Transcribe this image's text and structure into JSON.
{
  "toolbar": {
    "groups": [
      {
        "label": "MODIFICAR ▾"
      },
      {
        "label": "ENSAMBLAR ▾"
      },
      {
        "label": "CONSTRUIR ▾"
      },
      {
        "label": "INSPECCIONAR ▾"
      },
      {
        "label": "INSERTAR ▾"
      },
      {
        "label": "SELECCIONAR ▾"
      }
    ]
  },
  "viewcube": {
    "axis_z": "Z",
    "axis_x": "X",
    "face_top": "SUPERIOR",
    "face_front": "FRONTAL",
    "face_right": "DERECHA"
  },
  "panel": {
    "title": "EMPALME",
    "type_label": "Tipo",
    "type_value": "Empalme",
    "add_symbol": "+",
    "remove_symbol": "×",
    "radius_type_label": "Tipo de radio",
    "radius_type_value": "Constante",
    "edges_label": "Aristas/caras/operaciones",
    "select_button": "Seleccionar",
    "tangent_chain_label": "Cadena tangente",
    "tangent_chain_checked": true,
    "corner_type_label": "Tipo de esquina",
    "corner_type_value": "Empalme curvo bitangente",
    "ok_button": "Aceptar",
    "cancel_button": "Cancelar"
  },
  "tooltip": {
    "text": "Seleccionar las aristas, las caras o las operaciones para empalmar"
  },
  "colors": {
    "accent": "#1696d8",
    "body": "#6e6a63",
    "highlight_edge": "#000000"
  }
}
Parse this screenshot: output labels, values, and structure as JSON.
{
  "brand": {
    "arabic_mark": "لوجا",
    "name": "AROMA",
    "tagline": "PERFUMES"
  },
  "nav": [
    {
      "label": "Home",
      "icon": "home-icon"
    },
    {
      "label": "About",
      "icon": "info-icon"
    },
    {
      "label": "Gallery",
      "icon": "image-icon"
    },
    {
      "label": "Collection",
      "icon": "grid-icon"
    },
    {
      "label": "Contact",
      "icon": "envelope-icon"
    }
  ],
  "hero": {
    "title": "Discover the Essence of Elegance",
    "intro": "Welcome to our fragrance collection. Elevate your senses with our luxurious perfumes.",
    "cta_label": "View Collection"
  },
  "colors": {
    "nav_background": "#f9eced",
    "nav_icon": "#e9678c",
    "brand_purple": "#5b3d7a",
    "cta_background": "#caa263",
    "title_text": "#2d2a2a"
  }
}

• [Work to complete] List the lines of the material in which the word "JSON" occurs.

• [Task solution]
Transcribe this image's text and structure into JSON.
Parse this screenshot: output labels, values, and structure as JSON.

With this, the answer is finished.